Top managers of multinational corporations are increasingly confronted with an accelerating rate of change in the external environment. Yet strategic renewal literature has devoted limited attention to the organizational mechanisms enabling firms to align internal with external rates of change, so as to achieve a dynamic firm-environment fit over time. This paper addresses that gap by taking a knowledge-based perspective. We develop a framework clarifying how a firm's potential absorptive capacity enables it to align internal with external rates of change. We illustrate the framework empirically by analyzing the rate of change in strategic renewal actions of Royal Dutch Shell as an indicator of the company's internal rate of change in the period 1980-2007, and by comparing it with external rates of change in the oil industry over the same period. The findings show that Shell's potential absorptive capacity was positively related to the alignment of internal and external rates of change. In addition, we find evidence that the degree of alignment was positively related to the company's performance during the observation period.

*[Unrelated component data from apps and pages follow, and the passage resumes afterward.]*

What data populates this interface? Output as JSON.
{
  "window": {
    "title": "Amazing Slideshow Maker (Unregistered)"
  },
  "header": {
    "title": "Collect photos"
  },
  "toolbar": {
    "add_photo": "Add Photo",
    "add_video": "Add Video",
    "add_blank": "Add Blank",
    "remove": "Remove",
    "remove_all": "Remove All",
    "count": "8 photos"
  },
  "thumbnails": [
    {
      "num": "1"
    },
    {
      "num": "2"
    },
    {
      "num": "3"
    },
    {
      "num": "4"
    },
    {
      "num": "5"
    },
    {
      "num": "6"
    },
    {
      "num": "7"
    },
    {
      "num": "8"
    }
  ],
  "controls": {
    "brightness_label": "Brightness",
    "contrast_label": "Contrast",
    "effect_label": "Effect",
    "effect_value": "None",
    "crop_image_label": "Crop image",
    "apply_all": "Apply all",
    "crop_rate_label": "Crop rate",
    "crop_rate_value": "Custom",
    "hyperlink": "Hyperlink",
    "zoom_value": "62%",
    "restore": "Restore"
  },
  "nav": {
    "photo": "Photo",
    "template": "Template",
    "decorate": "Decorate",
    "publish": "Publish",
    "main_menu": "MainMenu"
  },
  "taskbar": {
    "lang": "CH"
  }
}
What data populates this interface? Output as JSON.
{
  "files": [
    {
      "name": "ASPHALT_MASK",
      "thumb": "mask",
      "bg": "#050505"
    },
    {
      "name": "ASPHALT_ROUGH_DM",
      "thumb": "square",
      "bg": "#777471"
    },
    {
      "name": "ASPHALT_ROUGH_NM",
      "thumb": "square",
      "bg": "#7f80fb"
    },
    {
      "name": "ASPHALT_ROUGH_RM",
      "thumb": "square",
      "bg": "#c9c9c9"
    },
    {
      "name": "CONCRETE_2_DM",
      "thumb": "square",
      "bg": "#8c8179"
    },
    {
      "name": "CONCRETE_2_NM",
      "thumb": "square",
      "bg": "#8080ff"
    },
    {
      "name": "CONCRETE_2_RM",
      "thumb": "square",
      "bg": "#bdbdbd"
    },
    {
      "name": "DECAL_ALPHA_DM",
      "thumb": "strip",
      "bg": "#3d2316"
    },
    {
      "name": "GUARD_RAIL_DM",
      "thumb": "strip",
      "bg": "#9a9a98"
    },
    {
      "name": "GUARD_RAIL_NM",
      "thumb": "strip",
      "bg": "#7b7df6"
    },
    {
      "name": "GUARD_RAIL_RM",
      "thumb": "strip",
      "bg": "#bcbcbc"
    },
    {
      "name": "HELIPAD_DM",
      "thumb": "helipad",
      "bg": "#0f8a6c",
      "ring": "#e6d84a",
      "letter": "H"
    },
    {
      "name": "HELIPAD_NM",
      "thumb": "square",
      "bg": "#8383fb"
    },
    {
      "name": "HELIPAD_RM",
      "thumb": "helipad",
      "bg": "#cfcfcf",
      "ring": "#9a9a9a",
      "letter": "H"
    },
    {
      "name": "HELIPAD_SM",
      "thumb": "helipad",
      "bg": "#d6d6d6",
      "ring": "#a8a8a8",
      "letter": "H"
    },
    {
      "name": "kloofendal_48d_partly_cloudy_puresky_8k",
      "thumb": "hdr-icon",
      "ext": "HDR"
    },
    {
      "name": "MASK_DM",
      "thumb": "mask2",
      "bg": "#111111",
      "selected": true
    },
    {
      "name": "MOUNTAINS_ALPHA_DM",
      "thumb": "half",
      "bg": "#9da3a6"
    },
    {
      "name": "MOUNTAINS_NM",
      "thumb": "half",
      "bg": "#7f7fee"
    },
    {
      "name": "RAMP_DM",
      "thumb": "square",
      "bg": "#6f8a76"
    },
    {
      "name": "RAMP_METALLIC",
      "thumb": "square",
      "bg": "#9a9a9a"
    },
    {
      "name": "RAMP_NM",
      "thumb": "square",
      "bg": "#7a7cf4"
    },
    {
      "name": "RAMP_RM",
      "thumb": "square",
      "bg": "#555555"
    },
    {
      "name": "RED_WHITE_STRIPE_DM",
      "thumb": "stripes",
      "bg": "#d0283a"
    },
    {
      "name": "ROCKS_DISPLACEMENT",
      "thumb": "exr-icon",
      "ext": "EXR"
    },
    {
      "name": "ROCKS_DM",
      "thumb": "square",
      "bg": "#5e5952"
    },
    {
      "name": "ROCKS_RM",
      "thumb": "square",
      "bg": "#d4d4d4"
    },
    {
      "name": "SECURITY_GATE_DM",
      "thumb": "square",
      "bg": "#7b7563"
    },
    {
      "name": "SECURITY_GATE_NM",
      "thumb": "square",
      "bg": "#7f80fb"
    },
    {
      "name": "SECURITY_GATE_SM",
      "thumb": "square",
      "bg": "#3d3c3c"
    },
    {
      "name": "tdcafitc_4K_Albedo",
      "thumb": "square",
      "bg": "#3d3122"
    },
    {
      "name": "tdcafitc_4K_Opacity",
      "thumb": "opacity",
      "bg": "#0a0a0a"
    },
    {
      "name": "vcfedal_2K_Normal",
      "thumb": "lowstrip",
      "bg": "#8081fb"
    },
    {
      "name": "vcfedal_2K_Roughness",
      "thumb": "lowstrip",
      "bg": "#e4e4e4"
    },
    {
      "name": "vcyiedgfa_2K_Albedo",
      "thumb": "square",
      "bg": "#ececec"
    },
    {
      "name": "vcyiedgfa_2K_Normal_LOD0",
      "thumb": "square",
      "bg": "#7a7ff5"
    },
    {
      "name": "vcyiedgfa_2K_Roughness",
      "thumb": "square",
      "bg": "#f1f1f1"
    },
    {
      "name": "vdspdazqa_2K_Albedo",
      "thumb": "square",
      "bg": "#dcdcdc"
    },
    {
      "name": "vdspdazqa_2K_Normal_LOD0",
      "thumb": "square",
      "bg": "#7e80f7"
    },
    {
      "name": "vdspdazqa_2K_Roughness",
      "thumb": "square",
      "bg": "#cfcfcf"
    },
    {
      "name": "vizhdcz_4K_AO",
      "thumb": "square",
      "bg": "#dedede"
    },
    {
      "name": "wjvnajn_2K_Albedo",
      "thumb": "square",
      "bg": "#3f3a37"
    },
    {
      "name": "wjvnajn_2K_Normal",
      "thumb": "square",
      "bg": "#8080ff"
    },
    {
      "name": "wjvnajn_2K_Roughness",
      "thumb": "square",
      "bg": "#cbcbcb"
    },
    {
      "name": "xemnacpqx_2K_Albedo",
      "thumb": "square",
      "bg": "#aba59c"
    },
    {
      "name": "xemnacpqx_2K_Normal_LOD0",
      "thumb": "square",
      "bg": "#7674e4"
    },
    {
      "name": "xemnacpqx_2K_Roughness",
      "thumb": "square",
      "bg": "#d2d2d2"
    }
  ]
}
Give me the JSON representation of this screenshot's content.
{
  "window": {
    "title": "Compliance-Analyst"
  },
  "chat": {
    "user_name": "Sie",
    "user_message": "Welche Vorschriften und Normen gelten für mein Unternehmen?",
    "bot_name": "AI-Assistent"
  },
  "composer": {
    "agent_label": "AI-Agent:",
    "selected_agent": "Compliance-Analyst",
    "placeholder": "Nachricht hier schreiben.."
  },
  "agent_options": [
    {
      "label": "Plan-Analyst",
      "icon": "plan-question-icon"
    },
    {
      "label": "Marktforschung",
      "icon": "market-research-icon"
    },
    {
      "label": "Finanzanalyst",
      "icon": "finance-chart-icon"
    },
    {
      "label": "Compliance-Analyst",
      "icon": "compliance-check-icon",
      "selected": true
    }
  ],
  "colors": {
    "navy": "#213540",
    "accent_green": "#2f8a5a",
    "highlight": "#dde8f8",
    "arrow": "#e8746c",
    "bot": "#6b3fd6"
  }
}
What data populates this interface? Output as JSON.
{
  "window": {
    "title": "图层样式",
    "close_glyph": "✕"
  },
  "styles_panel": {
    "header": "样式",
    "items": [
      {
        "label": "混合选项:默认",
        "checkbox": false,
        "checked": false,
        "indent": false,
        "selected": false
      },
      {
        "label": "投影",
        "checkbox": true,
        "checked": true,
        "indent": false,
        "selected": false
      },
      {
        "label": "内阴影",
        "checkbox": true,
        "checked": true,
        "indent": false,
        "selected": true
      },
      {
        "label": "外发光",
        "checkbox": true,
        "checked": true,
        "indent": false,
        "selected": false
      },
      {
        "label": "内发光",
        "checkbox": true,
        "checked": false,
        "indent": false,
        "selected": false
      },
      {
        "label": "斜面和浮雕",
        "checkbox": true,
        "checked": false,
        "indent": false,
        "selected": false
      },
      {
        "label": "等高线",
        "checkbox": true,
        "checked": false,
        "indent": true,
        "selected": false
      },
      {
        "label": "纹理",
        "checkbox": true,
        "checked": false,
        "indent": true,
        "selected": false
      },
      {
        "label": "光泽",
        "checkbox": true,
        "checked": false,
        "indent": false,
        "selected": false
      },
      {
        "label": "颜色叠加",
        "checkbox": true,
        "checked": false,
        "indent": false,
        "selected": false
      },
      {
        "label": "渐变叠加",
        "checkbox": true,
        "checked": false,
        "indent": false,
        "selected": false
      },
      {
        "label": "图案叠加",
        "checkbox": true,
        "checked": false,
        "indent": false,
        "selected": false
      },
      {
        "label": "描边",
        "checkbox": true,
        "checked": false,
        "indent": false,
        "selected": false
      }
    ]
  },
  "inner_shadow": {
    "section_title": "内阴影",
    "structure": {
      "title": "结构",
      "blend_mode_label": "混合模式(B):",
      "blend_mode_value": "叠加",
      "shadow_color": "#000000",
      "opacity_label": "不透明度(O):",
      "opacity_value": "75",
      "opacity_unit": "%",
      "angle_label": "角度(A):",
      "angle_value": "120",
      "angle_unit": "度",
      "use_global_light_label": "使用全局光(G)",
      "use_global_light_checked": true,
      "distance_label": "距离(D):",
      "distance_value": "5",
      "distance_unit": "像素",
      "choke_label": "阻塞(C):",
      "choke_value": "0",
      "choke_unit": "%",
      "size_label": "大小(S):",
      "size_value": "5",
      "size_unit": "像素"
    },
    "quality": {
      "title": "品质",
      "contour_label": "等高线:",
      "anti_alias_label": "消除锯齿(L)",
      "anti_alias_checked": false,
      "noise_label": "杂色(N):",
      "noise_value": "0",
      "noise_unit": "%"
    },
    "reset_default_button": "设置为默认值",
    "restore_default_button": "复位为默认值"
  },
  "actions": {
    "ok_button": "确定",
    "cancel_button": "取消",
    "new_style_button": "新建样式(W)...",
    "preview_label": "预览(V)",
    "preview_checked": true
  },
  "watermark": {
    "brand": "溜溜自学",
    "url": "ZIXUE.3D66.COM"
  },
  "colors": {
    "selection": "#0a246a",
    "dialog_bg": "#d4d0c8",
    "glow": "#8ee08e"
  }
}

Our study implies that managers who are aiming to align internal and external rates of change over time should: 1) monitor external rates of change through environmental scanning and boundary spanning, 2) create shared understanding of the long-term implications of change, 3) identify drivers of internal rates of change and understand how to pace the rate of strategic renewal actions, and finally, 4) maintain baseline levels of potential absorptive capacity, since increasing potential absorptive capacity takes time and requires a long-term perspective.

dx.doi.org/10.1016/j.lrp.2012.09.012, hdl.handle.net/1765/37797
ERIM Top-Core Articles
Long Range Planning
Erasmus Research Institute of Management

Ben-Menahem, M.G.M, Kwee, Z, Volberda, H.W, & van den Bosch, F.A.J. (2013). Strategic Renewal Over Time: The Enabling Role of Potential Absorptive Capacity in Aligning Internal and External Rates of Change. Long Range Planning, 46(3), 216–235. doi:10.1016/j.lrp.2012.09.012